BEGIN Record excerpts
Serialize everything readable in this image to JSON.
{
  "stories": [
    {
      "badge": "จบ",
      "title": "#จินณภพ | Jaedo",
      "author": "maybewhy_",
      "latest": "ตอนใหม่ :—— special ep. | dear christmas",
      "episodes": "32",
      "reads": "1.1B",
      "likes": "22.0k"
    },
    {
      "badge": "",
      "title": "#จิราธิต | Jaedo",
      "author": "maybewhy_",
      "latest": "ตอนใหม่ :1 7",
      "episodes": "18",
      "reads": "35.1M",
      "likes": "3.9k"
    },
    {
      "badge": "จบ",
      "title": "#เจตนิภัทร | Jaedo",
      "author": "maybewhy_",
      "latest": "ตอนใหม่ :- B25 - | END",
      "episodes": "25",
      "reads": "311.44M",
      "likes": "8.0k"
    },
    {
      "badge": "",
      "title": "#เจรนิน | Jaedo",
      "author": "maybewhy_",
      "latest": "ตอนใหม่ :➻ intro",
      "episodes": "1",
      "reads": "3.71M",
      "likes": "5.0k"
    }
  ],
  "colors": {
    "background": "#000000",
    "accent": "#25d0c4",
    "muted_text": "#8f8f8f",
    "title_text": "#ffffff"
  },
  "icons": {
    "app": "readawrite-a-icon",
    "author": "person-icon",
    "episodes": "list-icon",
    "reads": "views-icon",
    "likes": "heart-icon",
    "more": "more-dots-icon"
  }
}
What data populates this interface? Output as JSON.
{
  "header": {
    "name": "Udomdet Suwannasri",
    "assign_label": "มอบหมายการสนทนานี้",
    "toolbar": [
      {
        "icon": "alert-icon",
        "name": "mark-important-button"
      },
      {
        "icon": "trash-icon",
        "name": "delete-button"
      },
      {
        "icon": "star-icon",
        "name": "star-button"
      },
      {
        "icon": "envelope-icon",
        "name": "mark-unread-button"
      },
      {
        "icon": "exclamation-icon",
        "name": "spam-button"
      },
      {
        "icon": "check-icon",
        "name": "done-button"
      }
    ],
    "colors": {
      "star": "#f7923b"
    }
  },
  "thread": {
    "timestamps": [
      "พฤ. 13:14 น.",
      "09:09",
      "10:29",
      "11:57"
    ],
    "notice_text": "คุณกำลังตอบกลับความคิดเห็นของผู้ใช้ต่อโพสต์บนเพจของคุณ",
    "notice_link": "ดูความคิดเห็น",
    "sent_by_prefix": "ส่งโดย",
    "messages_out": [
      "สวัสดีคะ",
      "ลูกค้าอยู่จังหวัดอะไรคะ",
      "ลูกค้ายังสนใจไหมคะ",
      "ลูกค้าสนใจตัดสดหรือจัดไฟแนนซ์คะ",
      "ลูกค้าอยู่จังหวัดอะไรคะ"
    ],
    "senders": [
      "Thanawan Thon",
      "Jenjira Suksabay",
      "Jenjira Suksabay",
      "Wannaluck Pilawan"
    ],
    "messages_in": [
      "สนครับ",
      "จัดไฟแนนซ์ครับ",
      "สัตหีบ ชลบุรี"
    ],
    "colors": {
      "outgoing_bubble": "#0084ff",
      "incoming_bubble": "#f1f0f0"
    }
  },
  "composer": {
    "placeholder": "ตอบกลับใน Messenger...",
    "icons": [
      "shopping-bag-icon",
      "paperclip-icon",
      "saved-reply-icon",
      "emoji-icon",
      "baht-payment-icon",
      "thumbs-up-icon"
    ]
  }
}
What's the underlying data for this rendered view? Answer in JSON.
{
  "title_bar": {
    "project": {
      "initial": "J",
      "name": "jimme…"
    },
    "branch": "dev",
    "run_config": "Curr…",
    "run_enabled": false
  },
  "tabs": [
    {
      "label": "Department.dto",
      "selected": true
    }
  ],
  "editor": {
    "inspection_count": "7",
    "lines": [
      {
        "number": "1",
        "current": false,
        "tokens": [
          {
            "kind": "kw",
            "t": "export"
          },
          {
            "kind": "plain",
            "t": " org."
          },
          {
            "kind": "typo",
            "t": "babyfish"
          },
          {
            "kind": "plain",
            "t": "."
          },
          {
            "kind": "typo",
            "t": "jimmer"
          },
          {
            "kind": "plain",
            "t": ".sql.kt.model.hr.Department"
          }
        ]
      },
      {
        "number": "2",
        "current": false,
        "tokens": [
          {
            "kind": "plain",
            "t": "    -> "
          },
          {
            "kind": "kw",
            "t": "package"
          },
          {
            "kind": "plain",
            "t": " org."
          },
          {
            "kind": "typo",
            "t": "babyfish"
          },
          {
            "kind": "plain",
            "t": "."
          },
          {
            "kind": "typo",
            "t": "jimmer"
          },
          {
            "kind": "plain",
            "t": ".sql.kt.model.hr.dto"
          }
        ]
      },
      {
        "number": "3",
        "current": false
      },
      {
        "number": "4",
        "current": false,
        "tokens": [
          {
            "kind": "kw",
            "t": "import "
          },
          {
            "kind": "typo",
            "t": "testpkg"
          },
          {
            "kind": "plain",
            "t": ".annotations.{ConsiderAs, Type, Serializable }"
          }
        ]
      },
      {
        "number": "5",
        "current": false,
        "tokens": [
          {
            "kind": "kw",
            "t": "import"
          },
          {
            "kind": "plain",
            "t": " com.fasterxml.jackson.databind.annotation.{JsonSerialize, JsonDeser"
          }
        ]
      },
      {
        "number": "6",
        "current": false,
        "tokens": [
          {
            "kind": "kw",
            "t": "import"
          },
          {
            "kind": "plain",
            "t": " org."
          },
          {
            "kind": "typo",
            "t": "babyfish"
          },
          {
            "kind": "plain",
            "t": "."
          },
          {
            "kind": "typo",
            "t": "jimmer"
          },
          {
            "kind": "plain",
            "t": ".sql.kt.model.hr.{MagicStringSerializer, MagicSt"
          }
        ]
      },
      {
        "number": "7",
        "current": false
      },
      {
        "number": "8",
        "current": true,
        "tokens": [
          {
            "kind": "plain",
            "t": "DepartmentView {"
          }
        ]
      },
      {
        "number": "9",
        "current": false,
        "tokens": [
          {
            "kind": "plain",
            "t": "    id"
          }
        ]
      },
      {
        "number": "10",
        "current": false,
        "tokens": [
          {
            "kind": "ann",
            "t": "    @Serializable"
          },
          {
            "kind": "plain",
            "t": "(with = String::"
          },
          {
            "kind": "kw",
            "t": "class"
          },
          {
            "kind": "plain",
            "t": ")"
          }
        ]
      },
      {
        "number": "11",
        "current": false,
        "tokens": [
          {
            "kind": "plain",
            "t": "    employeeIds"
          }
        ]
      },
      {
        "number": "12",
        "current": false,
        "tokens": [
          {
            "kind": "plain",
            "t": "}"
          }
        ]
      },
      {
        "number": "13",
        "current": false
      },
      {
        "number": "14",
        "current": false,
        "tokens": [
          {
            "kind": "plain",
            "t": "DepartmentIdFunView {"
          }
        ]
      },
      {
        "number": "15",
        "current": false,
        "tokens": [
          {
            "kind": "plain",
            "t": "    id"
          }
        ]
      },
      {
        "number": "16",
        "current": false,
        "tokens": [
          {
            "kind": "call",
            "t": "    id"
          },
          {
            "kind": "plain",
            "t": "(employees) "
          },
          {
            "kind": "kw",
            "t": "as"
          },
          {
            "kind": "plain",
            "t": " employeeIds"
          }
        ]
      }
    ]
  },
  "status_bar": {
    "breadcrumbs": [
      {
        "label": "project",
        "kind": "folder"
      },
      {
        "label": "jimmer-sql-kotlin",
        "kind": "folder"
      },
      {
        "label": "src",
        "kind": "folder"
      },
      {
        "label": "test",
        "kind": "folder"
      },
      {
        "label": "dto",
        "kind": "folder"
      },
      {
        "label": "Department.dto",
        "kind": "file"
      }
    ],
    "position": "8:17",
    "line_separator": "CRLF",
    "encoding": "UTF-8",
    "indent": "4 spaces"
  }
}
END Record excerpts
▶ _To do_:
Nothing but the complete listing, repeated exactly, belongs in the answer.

▶ _Written answer_:
Serialize everything readable in this image to JSON.
{
  "stories": [
    {
      "badge": "จบ",
      "title": "#จินณภพ | Jaedo",
      "author": "maybewhy_",
      "latest": "ตอนใหม่ :—— special ep. | dear christmas",
      "episodes": "32",
      "reads": "1.1B",
      "likes": "22.0k"
    },
    {
      "badge": "",
      "title": "#จิราธิต | Jaedo",
      "author": "maybewhy_",
      "latest": "ตอนใหม่ :1 7",
      "episodes": "18",
      "reads": "35.1M",
      "likes": "3.9k"
    },
    {
      "badge": "จบ",
      "title": "#เจตนิภัทร | Jaedo",
      "author": "maybewhy_",
      "latest": "ตอนใหม่ :- B25 - | END",
      "episodes": "25",
      "reads": "311.44M",
      "likes": "8.0k"
    },
    {
      "badge": "",
      "title": "#เจรนิน | Jaedo",
      "author": "maybewhy_",
      "latest": "ตอนใหม่ :➻ intro",
      "episodes": "1",
      "reads": "3.71M",
      "likes": "5.0k"
    }
  ],
  "colors": {
    "background": "#000000",
    "accent": "#25d0c4",
    "muted_text": "#8f8f8f",
    "title_text": "#ffffff"
  },
  "icons": {
    "app": "readawrite-a-icon",
    "author": "person-icon",
    "episodes": "list-icon",
    "reads": "views-icon",
    "likes": "heart-icon",
    "more": "more-dots-icon"
  }
}
What data populates this interface? Output as JSON.
{
  "header": {
    "name": "Udomdet Suwannasri",
    "assign_label": "มอบหมายการสนทนานี้",
    "toolbar": [
      {
        "icon": "alert-icon",
        "name": "mark-important-button"
      },
      {
        "icon": "trash-icon",
        "name": "delete-button"
      },
      {
        "icon": "star-icon",
        "name": "star-button"
      },
      {
        "icon": "envelope-icon",
        "name": "mark-unread-button"
      },
      {
        "icon": "exclamation-icon",
        "name": "spam-button"
      },
      {
        "icon": "check-icon",
        "name": "done-button"
      }
    ],
    "colors": {
      "star": "#f7923b"
    }
  },
  "thread": {
    "timestamps": [
      "พฤ. 13:14 น.",
      "09:09",
      "10:29",
      "11:57"
    ],
    "notice_text": "คุณกำลังตอบกลับความคิดเห็นของผู้ใช้ต่อโพสต์บนเพจของคุณ",
    "notice_link": "ดูความคิดเห็น",
    "sent_by_prefix": "ส่งโดย",
    "messages_out": [
      "สวัสดีคะ",
      "ลูกค้าอยู่จังหวัดอะไรคะ",
      "ลูกค้ายังสนใจไหมคะ",
      "ลูกค้าสนใจตัดสดหรือจัดไฟแนนซ์คะ",
      "ลูกค้าอยู่จังหวัดอะไรคะ"
    ],
    "senders": [
      "Thanawan Thon",
      "Jenjira Suksabay",
      "Jenjira Suksabay",
      "Wannaluck Pilawan"
    ],
    "messages_in": [
      "สนครับ",
      "จัดไฟแนนซ์ครับ",
      "สัตหีบ ชลบุรี"
    ],
    "colors": {
      "outgoing_bubble": "#0084ff",
      "incoming_bubble": "#f1f0f0"
    }
  },
  "composer": {
    "placeholder": "ตอบกลับใน Messenger...",
    "icons": [
      "shopping-bag-icon",
      "paperclip-icon",
      "saved-reply-icon",
      "emoji-icon",
      "baht-payment-icon",
      "thumbs-up-icon"
    ]
  }
}
What's the underlying data for this rendered view? Answer in JSON.
{
  "title_bar": {
    "project": {
      "initial": "J",
      "name": "jimme…"
    },
    "branch": "dev",
    "run_config": "Curr…",
    "run_enabled": false
  },
  "tabs": [
    {
      "label": "Department.dto",
      "selected": true
    }
  ],
  "editor": {
    "inspection_count": "7",
    "lines": [
      {
        "number": "1",
        "current": false,
        "tokens": [
          {
            "kind": "kw",
            "t": "export"
          },
          {
            "kind": "plain",
            "t": " org."
          },
          {
            "kind": "typo",
            "t": "babyfish"
          },
          {
            "kind": "plain",
            "t": "."
          },
          {
            "kind": "typo",
            "t": "jimmer"
          },
          {
            "kind": "plain",
            "t": ".sql.kt.model.hr.Department"
          }
        ]
      },
      {
        "number": "2",
        "current": false,
        "tokens": [
          {
            "kind": "plain",
            "t": "    -> "
          },
          {
            "kind": "kw",
            "t": "package"
          },
          {
            "kind": "plain",
            "t": " org."
          },
          {
            "kind": "typo",
            "t": "babyfish"
          },
          {
            "kind": "plain",
            "t": "."
          },
          {
            "kind": "typo",
            "t": "jimmer"
          },
          {
            "kind": "plain",
            "t": ".sql.kt.model.hr.dto"
          }
        ]
      },
      {
        "number": "3",
        "current": false
      },
      {
        "number": "4",
        "current": false,
        "tokens": [
          {
            "kind": "kw",
            "t": "import "
          },
          {
            "kind": "typo",
            "t": "testpkg"
          },
          {
            "kind": "plain",
            "t": ".annotations.{ConsiderAs, Type, Serializable }"
          }
        ]
      },
      {
        "number": "5",
        "current": false,
        "tokens": [
          {
            "kind": "kw",
            "t": "import"
          },
          {
            "kind": "plain",
            "t": " com.fasterxml.jackson.databind.annotation.{JsonSerialize, JsonDeser"
          }
        ]
      },
      {
        "number": "6",
        "current": false,
        "tokens": [
          {
            "kind": "kw",
            "t": "import"
          },
          {
            "kind": "plain",
            "t": " org."
          },
          {
            "kind": "typo",
            "t": "babyfish"
          },
          {
            "kind": "plain",
            "t": "."
          },
          {
            "kind": "typo",
            "t": "jimmer"
          },
          {
            "kind": "plain",
            "t": ".sql.kt.model.hr.{MagicStringSerializer, MagicSt"
          }
        ]
      },
      {
        "number": "7",
        "current": false
      },
      {
        "number": "8",
        "current": true,
        "tokens": [
          {
            "kind": "plain",
            "t": "DepartmentView {"
          }
        ]
      },
      {
        "number": "9",
        "current": false,
        "tokens": [
          {
            "kind": "plain",
            "t": "    id"
          }
        ]
      },
      {
        "number": "10",
        "current": false,
        "tokens": [
          {
            "kind": "ann",
            "t": "    @Serializable"
          },
          {
            "kind": "plain",
            "t": "(with = String::"
          },
          {
            "kind": "kw",
            "t": "class"
          },
          {
            "kind": "plain",
            "t": ")"
          }
        ]
      },
      {
        "number": "11",
        "current": false,
        "tokens": [
          {
            "kind": "plain",
            "t": "    employeeIds"
          }
        ]
      },
      {
        "number": "12",
        "current": false,
        "tokens": [
          {
            "kind": "plain",
            "t": "}"
          }
        ]
      },
      {
        "number": "13",
        "current": false
      },
      {
        "number": "14",
        "current": false,
        "tokens": [
          {
            "kind": "plain",
            "t": "DepartmentIdFunView {"
          }
        ]
      },
      {
        "number": "15",
        "current": false,
        "tokens": [
          {
            "kind": "plain",
            "t": "    id"
          }
        ]
      },
      {
        "number": "16",
        "current": false,
        "tokens": [
          {
            "kind": "call",
            "t": "    id"
          },
          {
            "kind": "plain",
            "t": "(employees) "
          },
          {
            "kind": "kw",
            "t": "as"
          },
          {
            "kind": "plain",
            "t": " employeeIds"
          }
        ]
      }
    ]
  },
  "status_bar": {
    "breadcrumbs": [
      {
        "label": "project",
        "kind": "folder"
      },
      {
        "label": "jimmer-sql-kotlin",
        "kind": "folder"
      },
      {
        "label": "src",
        "kind": "folder"
      },
      {
        "label": "test",
        "kind": "folder"
      },
      {
        "label": "dto",
        "kind": "folder"
      },
      {
        "label": "Department.dto",
        "kind": "file"
      }
    ],
    "position": "8:17",
    "line_separator": "CRLF",
    "encoding": "UTF-8",
    "indent": "4 spaces"
  }
}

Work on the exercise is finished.